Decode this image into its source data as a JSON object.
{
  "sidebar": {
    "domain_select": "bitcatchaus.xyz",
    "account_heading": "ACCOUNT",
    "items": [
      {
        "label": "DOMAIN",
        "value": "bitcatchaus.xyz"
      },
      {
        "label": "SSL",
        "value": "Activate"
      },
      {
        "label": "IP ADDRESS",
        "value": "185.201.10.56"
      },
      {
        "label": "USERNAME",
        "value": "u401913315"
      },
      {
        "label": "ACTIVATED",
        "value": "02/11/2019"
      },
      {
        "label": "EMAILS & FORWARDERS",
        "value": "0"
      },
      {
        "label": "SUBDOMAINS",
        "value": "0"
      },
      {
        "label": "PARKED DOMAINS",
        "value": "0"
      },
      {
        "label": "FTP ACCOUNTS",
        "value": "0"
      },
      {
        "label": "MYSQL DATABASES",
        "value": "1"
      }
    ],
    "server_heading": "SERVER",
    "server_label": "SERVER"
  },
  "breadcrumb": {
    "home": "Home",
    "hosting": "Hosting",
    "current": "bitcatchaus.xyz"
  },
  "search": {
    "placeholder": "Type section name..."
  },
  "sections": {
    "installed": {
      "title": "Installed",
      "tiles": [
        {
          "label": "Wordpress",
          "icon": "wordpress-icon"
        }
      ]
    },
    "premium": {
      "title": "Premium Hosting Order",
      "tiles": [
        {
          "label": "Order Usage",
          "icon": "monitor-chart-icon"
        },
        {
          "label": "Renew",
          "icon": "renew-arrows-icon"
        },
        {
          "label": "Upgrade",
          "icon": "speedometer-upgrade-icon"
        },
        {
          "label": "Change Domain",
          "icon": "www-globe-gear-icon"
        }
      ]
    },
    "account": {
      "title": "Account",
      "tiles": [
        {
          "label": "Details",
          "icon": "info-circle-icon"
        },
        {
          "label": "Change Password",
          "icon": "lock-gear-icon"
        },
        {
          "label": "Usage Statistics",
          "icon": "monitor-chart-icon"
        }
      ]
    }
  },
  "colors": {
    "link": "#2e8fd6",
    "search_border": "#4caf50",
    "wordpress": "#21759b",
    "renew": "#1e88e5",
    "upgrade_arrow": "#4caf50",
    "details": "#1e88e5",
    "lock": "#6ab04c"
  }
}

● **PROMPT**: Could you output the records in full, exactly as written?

● **THE ANSWER**:
Decode this image into its source data as a JSON object.
{
  "sidebar": {
    "domain_select": "bitcatchaus.xyz",
    "account_heading": "ACCOUNT",
    "items": [
      {
        "label": "DOMAIN",
        "value": "bitcatchaus.xyz"
      },
      {
        "label": "SSL",
        "value": "Activate"
      },
      {
        "label": "IP ADDRESS",
        "value": "185.201.10.56"
      },
      {
        "label": "USERNAME",
        "value": "u401913315"
      },
      {
        "label": "ACTIVATED",
        "value": "02/11/2019"
      },
      {
        "label": "EMAILS & FORWARDERS",
        "value": "0"
      },
      {
        "label": "SUBDOMAINS",
        "value": "0"
      },
      {
        "label": "PARKED DOMAINS",
        "value": "0"
      },
      {
        "label": "FTP ACCOUNTS",
        "value": "0"
      },
      {
        "label": "MYSQL DATABASES",
        "value": "1"
      }
    ],
    "server_heading": "SERVER",
    "server_label": "SERVER"
  },
  "breadcrumb": {
    "home": "Home",
    "hosting": "Hosting",
    "current": "bitcatchaus.xyz"
  },
  "search": {
    "placeholder": "Type section name..."
  },
  "sections": {
    "installed": {
      "title": "Installed",
      "tiles": [
        {
          "label": "Wordpress",
          "icon": "wordpress-icon"
        }
      ]
    },
    "premium": {
      "title": "Premium Hosting Order",
      "tiles": [
        {
          "label": "Order Usage",
          "icon": "monitor-chart-icon"
        },
        {
          "label": "Renew",
          "icon": "renew-arrows-icon"
        },
        {
          "label": "Upgrade",
          "icon": "speedometer-upgrade-icon"
        },
        {
          "label": "Change Domain",
          "icon": "www-globe-gear-icon"
        }
      ]
    },
    "account": {
      "title": "Account",
      "tiles": [
        {
          "label": "Details",
          "icon": "info-circle-icon"
        },
        {
          "label": "Change Password",
          "icon": "lock-gear-icon"
        },
        {
          "label": "Usage Statistics",
          "icon": "monitor-chart-icon"
        }
      ]
    }
  },
  "colors": {
    "link": "#2e8fd6",
    "search_border": "#4caf50",
    "wordpress": "#21759b",
    "renew": "#1e88e5",
    "upgrade_arrow": "#4caf50",
    "details": "#1e88e5",
    "lock": "#6ab04c"
  }
}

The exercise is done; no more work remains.